Senior Official Claims, 25,000 Blockchain Firms in China Tried to Issue Cryptos

Tens of thousands of Chinese blockchain companies may have tried to issue their own cryptocurrencies, a senior official claims.

Senior Official Claims, 25,000 Blockchain Firms in China Tried to Issue Cryptos
Senior Official Claims, 25,000 Blockchain Firms in China Tried to Issue Cryptos

Led by the Chinese central bank, five financial and technology authorities jointly published the Bluebook of Blockchain on Thursday, outlining illegal and fraudulent schemes in the blockchain industry.

Approximately 89 percent of blockchain firms in China – some 25,000 – might have tried to create and issue their own tokens, while only 4,000 are fully focused on blockchain applications, Yedong Zhu, president of the government-backed nonprofit Beijing Blockchain Application Association, said in an interview with Chinese state media CCTV at the report’s launch.

The most common crypto issuance process, the ICO, has been deemed illegal by the Chinese government after its 2017 crackdown. However, it still allows crypto mining operations and possession of crypto assets in the country. 

The findings come amid the Chinese government’s most recent crackdown on barred financial operations related to ICOs and crypto trading. Major Chinese cities, such as Beijing and Shanghai, have rolled out inspection plans with a view to shutting down any remaining crypto exchanges. 

The authorities have gone so far as to close any marketing firms that promote crypto companies and those that masqueraded as blockchain companies to launch ICOs. 

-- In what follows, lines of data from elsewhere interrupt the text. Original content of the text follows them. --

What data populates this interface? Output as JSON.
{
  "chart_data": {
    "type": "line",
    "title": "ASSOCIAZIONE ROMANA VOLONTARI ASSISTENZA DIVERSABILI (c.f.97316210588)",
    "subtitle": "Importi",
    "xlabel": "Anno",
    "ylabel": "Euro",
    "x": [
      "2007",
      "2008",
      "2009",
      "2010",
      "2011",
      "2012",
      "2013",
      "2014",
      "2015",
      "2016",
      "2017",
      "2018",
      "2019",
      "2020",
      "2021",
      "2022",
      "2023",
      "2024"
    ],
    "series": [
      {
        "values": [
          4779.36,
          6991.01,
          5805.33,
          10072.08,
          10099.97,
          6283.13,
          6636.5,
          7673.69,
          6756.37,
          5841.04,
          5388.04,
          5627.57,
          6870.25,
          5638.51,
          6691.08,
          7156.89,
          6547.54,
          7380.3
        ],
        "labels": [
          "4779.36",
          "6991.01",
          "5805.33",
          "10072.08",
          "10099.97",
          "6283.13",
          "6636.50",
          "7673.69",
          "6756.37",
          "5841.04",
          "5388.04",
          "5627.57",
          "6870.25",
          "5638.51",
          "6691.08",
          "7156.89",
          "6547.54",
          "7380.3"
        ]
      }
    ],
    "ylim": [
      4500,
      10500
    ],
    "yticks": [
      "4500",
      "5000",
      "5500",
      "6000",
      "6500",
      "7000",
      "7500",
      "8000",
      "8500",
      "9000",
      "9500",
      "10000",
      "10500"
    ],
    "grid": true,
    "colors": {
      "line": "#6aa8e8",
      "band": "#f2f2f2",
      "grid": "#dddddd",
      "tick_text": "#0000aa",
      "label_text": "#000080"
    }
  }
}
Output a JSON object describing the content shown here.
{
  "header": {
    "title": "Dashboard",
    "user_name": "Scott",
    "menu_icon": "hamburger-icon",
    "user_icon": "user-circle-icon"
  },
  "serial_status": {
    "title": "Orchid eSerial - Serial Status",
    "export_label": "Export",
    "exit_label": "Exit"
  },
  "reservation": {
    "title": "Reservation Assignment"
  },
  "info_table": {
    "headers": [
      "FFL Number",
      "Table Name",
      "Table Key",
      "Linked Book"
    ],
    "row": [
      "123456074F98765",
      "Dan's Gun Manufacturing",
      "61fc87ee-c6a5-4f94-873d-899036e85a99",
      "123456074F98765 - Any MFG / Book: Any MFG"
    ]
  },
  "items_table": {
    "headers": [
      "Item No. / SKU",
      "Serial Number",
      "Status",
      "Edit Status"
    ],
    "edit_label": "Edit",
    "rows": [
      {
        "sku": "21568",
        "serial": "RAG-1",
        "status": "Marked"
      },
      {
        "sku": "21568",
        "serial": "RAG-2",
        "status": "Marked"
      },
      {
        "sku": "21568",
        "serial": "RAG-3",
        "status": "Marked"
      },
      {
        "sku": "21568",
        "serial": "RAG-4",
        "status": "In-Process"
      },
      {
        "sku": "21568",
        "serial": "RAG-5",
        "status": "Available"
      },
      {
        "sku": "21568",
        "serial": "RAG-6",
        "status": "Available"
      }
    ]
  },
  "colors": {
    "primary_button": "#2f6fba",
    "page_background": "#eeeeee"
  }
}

According to the report, more than half of the 28,000 blockchain companies are based in the Guangdong province of southern China, next to the Chinese Silicon Valley Shenzhen, while the rest generally run their operations from Beijing and Shanghai.

“We need to make sure the blockchain firms that illegally raise funds and commit financial frauds are not included in the government blockchain support programs,” Zhu said

The report is one of the three “bluebooks” that guides Chinese authorities on how to regulate the emerging fintech industry. The other two reports focus on technologies used by regulators and financial technologies.